During the fall semester, Bowdoin only housed a third of its student body. Yet, many students decided to live in Brunswick and its surrounding towns in an effort to maintain their connection with friends and the greater Bowdoin community. Thankfully, Bowdoin partnered with Mid Coast Hospital to offer a COVID-19 testing program for off-campus students who were living in Brunswick at the time. These students received PCR tests once a week, and their results were available within 72 hours.
The College’s off-campus testing program was an important means of keeping the greater Brunswick community safe. It granted off-campus students access to reliable and free testing, which gave students, parents and the Brunswick community peace of mind.

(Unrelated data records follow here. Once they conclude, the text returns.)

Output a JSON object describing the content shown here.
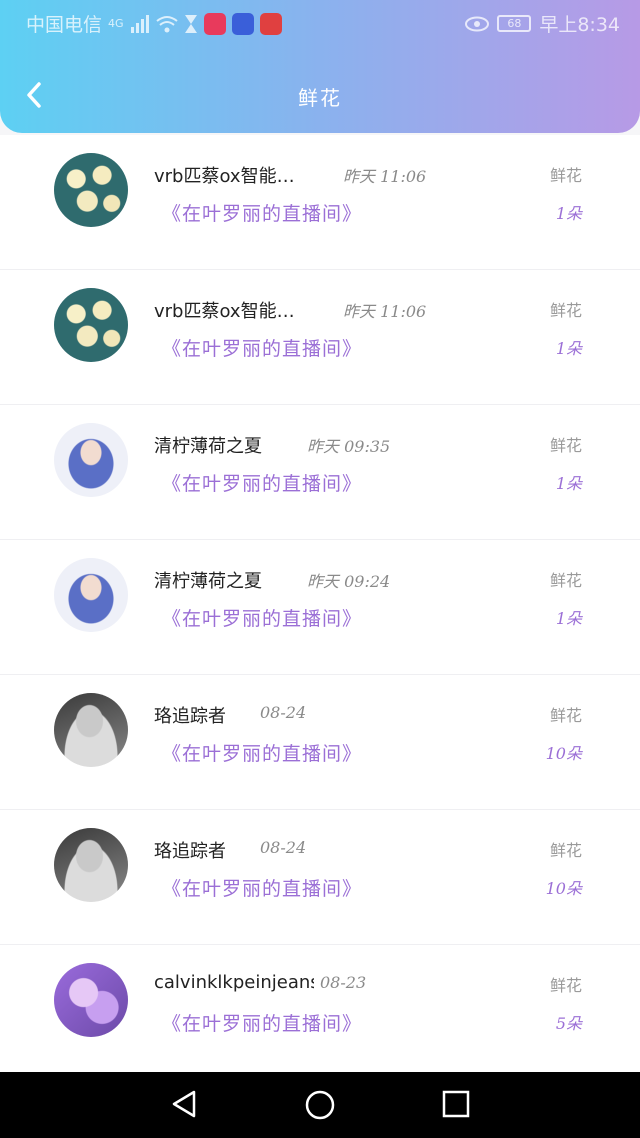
{
  "status_bar": {
    "carrier": "中国电信",
    "network": "4G",
    "battery": "68",
    "time": "早上8:34"
  },
  "header": {
    "title": "鲜花"
  },
  "icons": {
    "back": "chevron-left-icon",
    "eye": "eye-icon",
    "wifi": "wifi-icon",
    "hourglass": "hourglass-icon",
    "nav_back": "triangle-back-icon",
    "nav_home": "circle-home-icon",
    "nav_recent": "square-recent-icon"
  },
  "colors": {
    "accent": "#9b6fd6",
    "header_start": "#5dd0f3",
    "header_end": "#b79ae6"
  },
  "records": [
    {
      "name": "vrb匹蔡ox智能…",
      "time": "昨天  11:06",
      "room": "《在叶罗丽的直播间》",
      "gift": "鲜花",
      "count": "1朵"
    },
    {
      "name": "vrb匹蔡ox智能…",
      "time": "昨天  11:06",
      "room": "《在叶罗丽的直播间》",
      "gift": "鲜花",
      "count": "1朵"
    },
    {
      "name": "清柠薄荷之夏",
      "time": "昨天  09:35",
      "room": "《在叶罗丽的直播间》",
      "gift": "鲜花",
      "count": "1朵"
    },
    {
      "name": "清柠薄荷之夏",
      "time": "昨天  09:24",
      "room": "《在叶罗丽的直播间》",
      "gift": "鲜花",
      "count": "1朵"
    },
    {
      "name": "珞追踪者",
      "time": "08-24",
      "room": "《在叶罗丽的直播间》",
      "gift": "鲜花",
      "count": "10朵"
    },
    {
      "name": "珞追踪者",
      "time": "08-24",
      "room": "《在叶罗丽的直播间》",
      "gift": "鲜花",
      "count": "10朵"
    },
    {
      "name": "calvinklkpeinjeans",
      "time": "08-23",
      "room": "《在叶罗丽的直播间》",
      "gift": "鲜花",
      "count": "5朵"
    }
  ]
}
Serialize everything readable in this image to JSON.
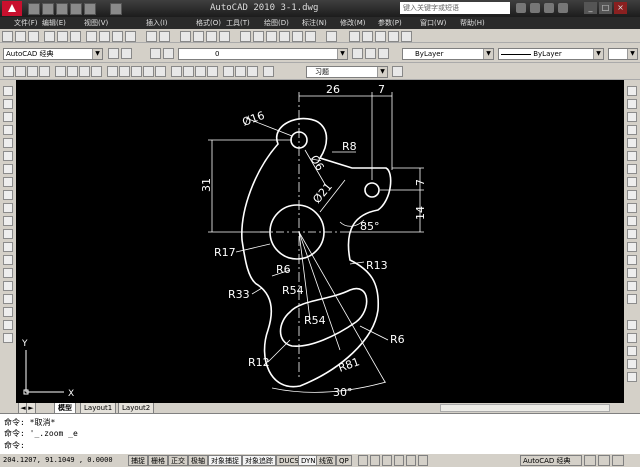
{
  "window": {
    "title": "AutoCAD 2010   3-1.dwg",
    "search_placeholder": "键入关键字或短语",
    "controls": [
      "_",
      "□",
      "×"
    ]
  },
  "menu": [
    "文件(F)",
    "编辑(E)",
    "视图(V)",
    "插入(I)",
    "格式(O)",
    "工具(T)",
    "绘图(D)",
    "标注(N)",
    "修改(M)",
    "参数(P)",
    "窗口(W)",
    "帮助(H)"
  ],
  "toolbar": {
    "workspace": "AutoCAD 经典",
    "layer": "0",
    "color": "ByLayer",
    "linetype": "ByLayer",
    "dim_style": "习题"
  },
  "drawing": {
    "dimensions": [
      "26",
      "7",
      "Ø16",
      "R8",
      "Ø6",
      "31",
      "Ø21",
      "7",
      "14",
      "85°",
      "R17",
      "R6",
      "R13",
      "R33",
      "R54",
      "R54",
      "R6",
      "R12",
      "R81",
      "30°"
    ],
    "ucs": {
      "x_label": "X",
      "y_label": "Y"
    }
  },
  "tabs": [
    "模型",
    "Layout1",
    "Layout2"
  ],
  "command": {
    "line1": "命令: *取消*",
    "line2": "命令: '_.zoom _e",
    "prompt": "命令:"
  },
  "status": {
    "coords": "204.1207, 91.1049 , 0.0000",
    "toggles": [
      "捕捉",
      "栅格",
      "正交",
      "极轴",
      "对象捕捉",
      "对象追踪",
      "DUCS",
      "DYN",
      "线宽",
      "QP"
    ],
    "workspace": "AutoCAD 经典"
  }
}
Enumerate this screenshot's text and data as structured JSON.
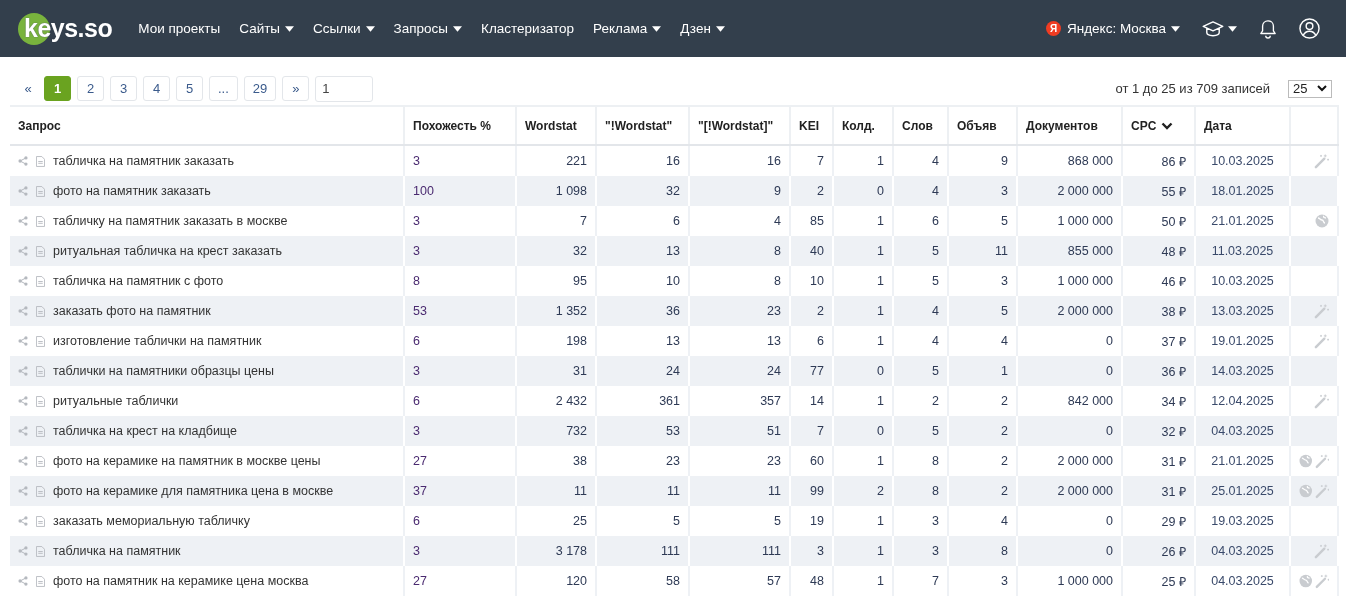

This way, it was much less likely that a Bowdoin student could unknowingly spread COVID-19 by conducting essential business in town while carrying an asymptomatic but contagious case of COVID-19. Testing off-campus students once a week helped keep Brunswick safe.
Now, the College has suspended its off-campus testing program without giving an explicit reason why. As reported in the Orient, the administration explained that this cancelation was not made for financial reasons, yet they did not offer a concrete reason for its discontinuation. This decision leaves hundreds of students without access to reliable testing, thereby increasing COVID-19 risk in Brunswick.
This was a dangerous decision by the College. Consistent and accessible testing is an important measure in identifying COVID-19 cases early and stopping their spread. This is especially important now that newer, more contagious variants of COVID-19 are spreading in the United States, making essential activities riskier than they were in the past. It is more likely today than it was in the fall that a student could be exposed to COVID-19 and remain unaware that there was any need for them to self-quarantine. Therefore, leaving off-campus students without consistent testing increases the likelihood of a COVID-19 outbreak in Brunswick, a town where the average age of residents is 43.
Of course, there can still be an outbreak in our community when people are being tested regularly, and preventative behaviors such as masking and social distancing are essential to preventing cases. However, recognizing that COVID-19 can be contracted even when people are observing CDC guidelines, especially if they have to spend a significant amount of time in public spaces to conduct essential business, maintain needed employment and attend medical appointments that do not allow for distancing, it is important that cases are caught early enough to prevent significant spread in such circumstances.
And even if students are placing themselves at greater risk of contracting COVID-19 through engaging in unsafe behavior, this is no reason to endanger the Brunswick community by making it more difficult for these students to regularly receive PCR tests. It is important to encourage one another to take the necessary precautions to keep the community safe, but it is equally important to recognize that compliance will not be perfect. The College must take the necessary steps to ensure that one person’s decisions do not become someone else’s burden to bear.
In an Orient report published in September outlining the fall off-campus testing plan, Associate Dean of Students and COVID-19 Coordinator Mike Ranen wrote in an email to the Orient, “We came to the decision [to offer testing] by acknowledging our relationship to the Brunswick community and our desire to help keep the entire [town of] Brunswick safe.”
With COVID-19 still a threat, this commitment to the Brunswick community should be unwavering. Ultimately, the College has an ongoing responsibility not only to its students but also to the surrounding community to lessen the likelihood of COVID-19 transmission, which involves mitigating the impacts of honest mistakes and unlucky occurrences as well as of irresponsible decisions. Just as the College anticipates all of these possibilities with the care it has taken in setting up on-campus testing and protocols, it also needs to reinstate its commendable prior commitment to making sure off-campus students who are not in residence are able to regularly get tested for COVID-19.
This editorial represents the majority view of the Editorial Board, which is comprised of Sam Angevine, Julia Jennings, Katie King, Kate Lusignan, Nina McKay and Ayub Tahlil.